6 Essential Substances Your Cat Must Have in Its Diet to Thrive

6 Essential Substances Your Cat Must Have in Its Diet to Thrive

Cats require a certain balance of proteins, carbohydrates, fats, fresh water, minerals and vitamins in their daily diet. It is up to us to provide that mix for them in order for them to stay healthy and thrive.

Cats need protein for strength. They are used for growth and repair of the body and also provide your cat with energy when metabolized. The amount of protein needed varies with the age of your cat. Kittens require a diet that contains around 50% of protein where as 30% is good for adults. Older cats require less as they are often less energetic and the liver and kidneys are less efficient in flushing out the toxic by-products produced in the breaking down process.

Carbohydrates are the major source of energy for most animals, including your cat. They are a much cheaper energy source than protein which is why there are high amounts in many commercial cat foods. However, your cat can survive without them as there are very few carbohydrates in the foods they hunt such as mice. Carbohydrates are also a great source of fibre which provides bulk in the faeces.

Fats are essential for cats as they provide energy. In fact fats are the second major source of energy for your cat. They are able to digest around 95% of the fats consumed. Any excess fat is stored as insulation as well as protecting the internal organs.

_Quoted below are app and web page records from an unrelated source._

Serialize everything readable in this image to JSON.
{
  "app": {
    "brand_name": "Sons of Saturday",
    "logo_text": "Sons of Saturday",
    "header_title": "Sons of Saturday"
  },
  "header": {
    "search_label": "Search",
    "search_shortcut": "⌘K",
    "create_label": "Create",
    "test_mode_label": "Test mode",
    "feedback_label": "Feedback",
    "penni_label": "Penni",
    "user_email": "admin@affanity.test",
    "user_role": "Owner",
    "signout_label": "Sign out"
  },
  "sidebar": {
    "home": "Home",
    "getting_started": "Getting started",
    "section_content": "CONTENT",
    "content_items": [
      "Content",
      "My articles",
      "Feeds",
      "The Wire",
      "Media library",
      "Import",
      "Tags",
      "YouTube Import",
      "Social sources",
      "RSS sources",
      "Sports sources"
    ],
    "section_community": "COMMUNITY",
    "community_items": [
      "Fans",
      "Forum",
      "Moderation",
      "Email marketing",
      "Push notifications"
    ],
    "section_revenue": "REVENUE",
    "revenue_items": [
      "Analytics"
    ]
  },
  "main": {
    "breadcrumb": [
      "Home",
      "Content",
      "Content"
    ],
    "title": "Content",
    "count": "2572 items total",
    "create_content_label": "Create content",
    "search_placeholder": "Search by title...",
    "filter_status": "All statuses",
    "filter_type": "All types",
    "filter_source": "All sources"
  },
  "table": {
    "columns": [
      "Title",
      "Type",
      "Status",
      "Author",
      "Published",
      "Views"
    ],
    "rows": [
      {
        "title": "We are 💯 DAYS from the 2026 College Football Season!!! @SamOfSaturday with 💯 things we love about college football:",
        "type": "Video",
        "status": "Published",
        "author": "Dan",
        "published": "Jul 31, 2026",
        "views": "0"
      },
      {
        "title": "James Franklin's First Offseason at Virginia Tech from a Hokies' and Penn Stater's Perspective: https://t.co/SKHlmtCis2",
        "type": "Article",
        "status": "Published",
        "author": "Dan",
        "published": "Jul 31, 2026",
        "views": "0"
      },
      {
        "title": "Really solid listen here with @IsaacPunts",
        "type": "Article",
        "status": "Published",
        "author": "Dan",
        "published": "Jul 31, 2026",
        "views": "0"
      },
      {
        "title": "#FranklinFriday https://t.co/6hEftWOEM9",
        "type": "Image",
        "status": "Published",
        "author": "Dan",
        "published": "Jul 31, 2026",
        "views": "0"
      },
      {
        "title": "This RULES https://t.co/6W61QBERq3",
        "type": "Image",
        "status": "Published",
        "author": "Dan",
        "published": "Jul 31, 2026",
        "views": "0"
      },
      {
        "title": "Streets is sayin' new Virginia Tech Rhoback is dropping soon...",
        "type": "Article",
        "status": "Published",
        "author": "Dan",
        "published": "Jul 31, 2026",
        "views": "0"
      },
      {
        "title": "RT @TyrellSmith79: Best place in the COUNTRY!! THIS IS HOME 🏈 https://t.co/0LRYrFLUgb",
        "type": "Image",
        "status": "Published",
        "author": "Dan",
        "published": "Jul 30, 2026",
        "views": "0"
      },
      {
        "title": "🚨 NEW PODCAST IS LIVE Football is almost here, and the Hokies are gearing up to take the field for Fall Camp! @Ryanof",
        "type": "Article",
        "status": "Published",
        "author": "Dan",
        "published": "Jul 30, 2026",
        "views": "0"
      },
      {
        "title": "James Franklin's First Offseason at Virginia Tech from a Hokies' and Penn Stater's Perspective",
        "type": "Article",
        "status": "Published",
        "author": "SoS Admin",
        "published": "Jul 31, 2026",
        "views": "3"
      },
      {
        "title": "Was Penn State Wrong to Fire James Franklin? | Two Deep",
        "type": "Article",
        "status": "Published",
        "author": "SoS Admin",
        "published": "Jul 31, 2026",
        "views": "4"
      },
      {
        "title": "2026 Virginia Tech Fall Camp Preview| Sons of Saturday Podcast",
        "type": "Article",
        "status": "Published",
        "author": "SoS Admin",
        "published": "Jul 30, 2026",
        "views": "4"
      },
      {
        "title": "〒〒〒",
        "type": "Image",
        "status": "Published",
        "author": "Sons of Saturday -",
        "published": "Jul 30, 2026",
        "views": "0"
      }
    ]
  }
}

Fresh water is essential for all living animals. Without it we will die. If the water in your cat’s dish is stale or has chemicals added to the water supply, try using bottled water instead. Your cat doesn’t need the chemicals and they will probably do him harm. If you drink bottled water, you should also provide some for your cat. It is relatively cheap when purchased in 5 litre containers.

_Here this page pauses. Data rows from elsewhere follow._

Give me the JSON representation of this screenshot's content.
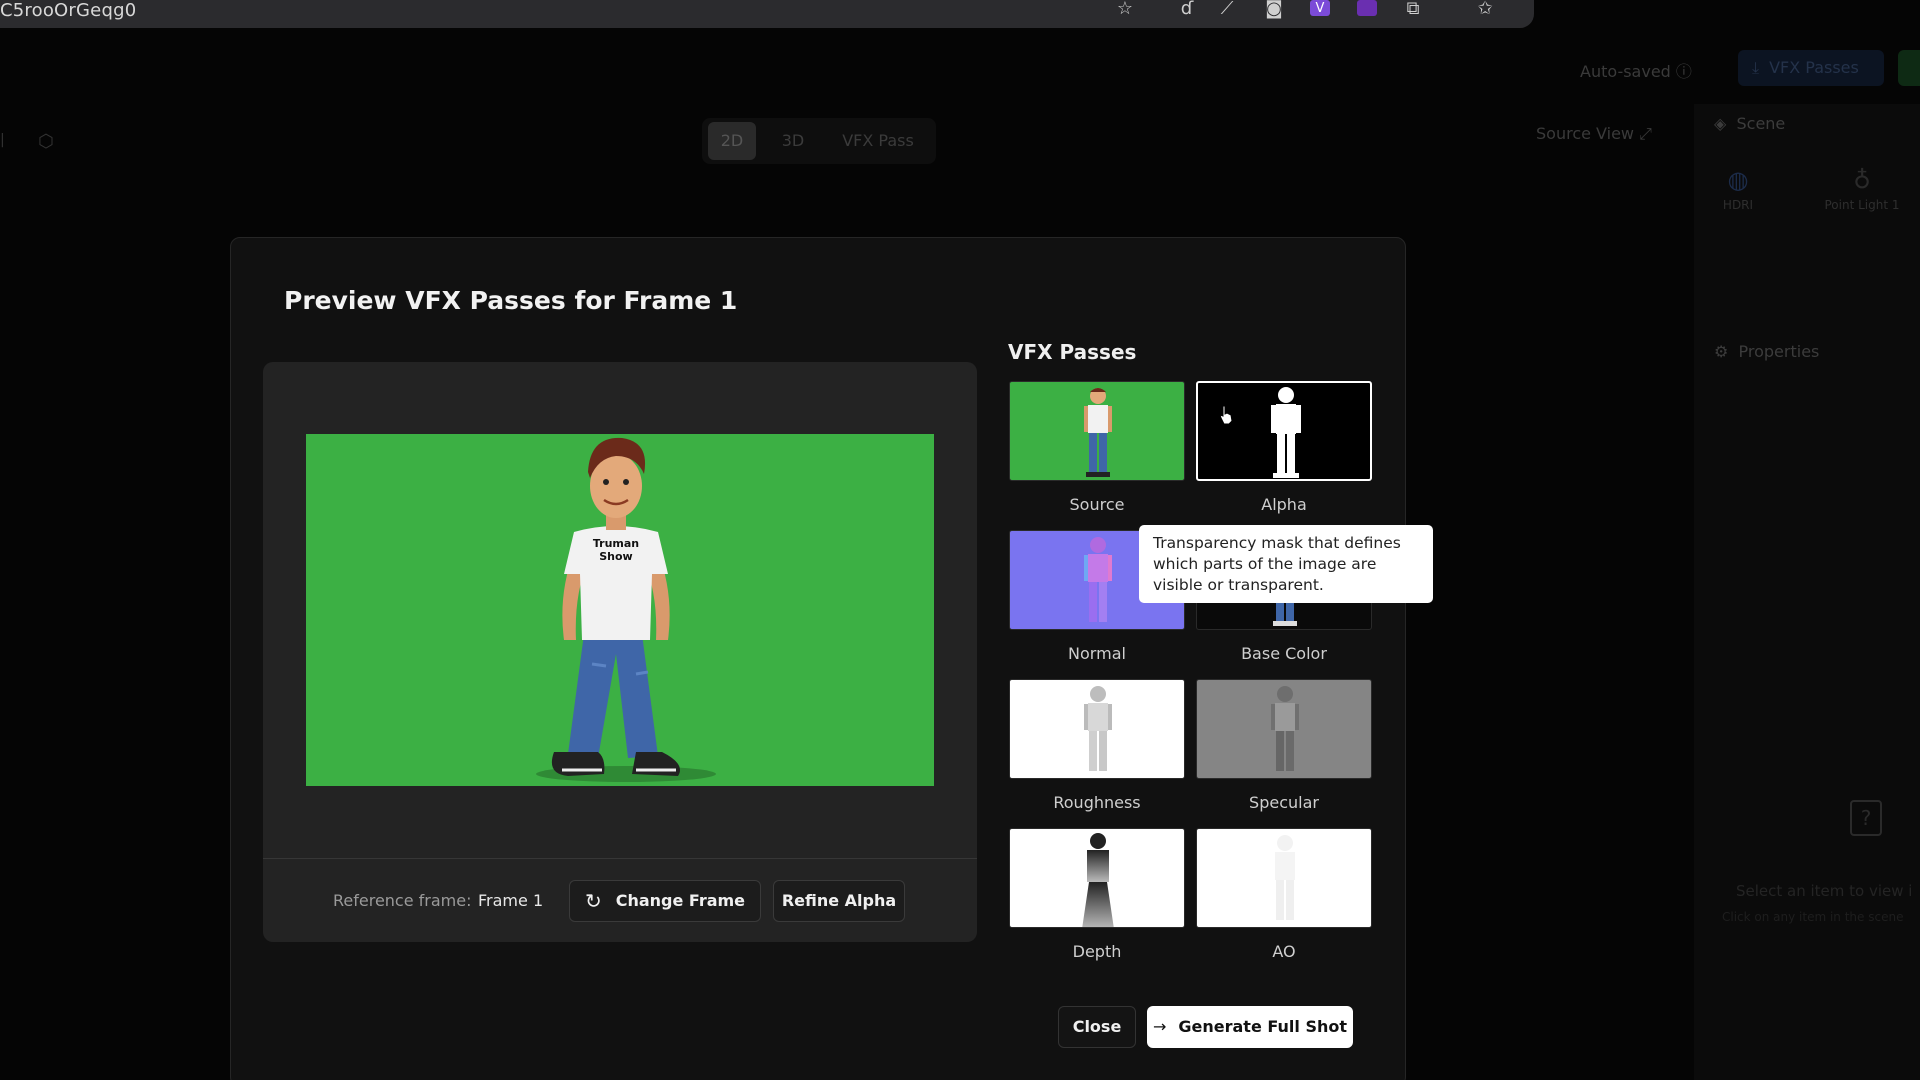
{
  "browser": {
    "title": "C5rooOrGeqg0",
    "icons": [
      "star-icon",
      "pen-icon",
      "eyedropper-icon",
      "camera-icon",
      "v-extension-icon",
      "purple-extension-icon",
      "puzzle-icon",
      "bookmark-star-icon"
    ]
  },
  "header": {
    "autosaved": "Auto-saved",
    "export_button": "VFX Passes"
  },
  "mode_toggle": {
    "items": [
      {
        "label": "2D",
        "active": true
      },
      {
        "label": "3D",
        "active": false
      },
      {
        "label": "VFX Pass",
        "active": false
      }
    ]
  },
  "source_view": "Source View",
  "right_panel": {
    "scene_label": "Scene",
    "items": [
      {
        "label": "HDRI",
        "icon": "globe-icon"
      },
      {
        "label": "Point Light 1",
        "icon": "bulb-icon"
      }
    ],
    "properties_label": "Properties",
    "hint_title": "Select an item to view i",
    "hint_sub": "Click on any item in the scene"
  },
  "modal": {
    "title": "Preview VFX Passes for Frame 1",
    "preview_shirt_text": "Truman Show",
    "reference_label": "Reference frame:",
    "reference_value": "Frame 1",
    "change_frame": "Change Frame",
    "refine_alpha": "Refine Alpha",
    "passes_title": "VFX Passes",
    "passes": [
      {
        "label": "Source",
        "selected": false
      },
      {
        "label": "Alpha",
        "selected": true
      },
      {
        "label": "Normal",
        "selected": false
      },
      {
        "label": "Base Color",
        "selected": false
      },
      {
        "label": "Roughness",
        "selected": false
      },
      {
        "label": "Specular",
        "selected": false
      },
      {
        "label": "Depth",
        "selected": false
      },
      {
        "label": "AO",
        "selected": false
      }
    ],
    "tooltip": "Transparency mask that defines which parts of the image are visible or transparent.",
    "close": "Close",
    "generate": "Generate Full Shot"
  },
  "colors": {
    "green_screen": "#3cb044",
    "normal_bg": "#7a74f0",
    "modal_bg": "#111111"
  }
}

Vitamins and minerals are required as micro-nutrients as they help refine the bodily functions. An excess of vitamins can be harmful to your cat so be aware of this if you are preparing your cat food yourself. Cats need vitamins A, D, E and K but are able to synthesize vitamin C so it doesn’t need to be added to foods. Most vitamins and minerals are found in the foods your cat eats and if your cat is eating a healthy balanced diet, he shouldn’t need mineral supplements.

Cats need taurine which is essential for the digestion of fats. Studies have shown that cats are at risk of going blind if they don’t have enough taurine in their diet. It is an essential ingredient for normal heart muscle function in your cat.

By choosing the best cat food you can afford, you are giving your cat a healthy start. The extra you pay for the food will be saved on less visits to the vet. And we all want our cats and kittens to be as healthy as possible.…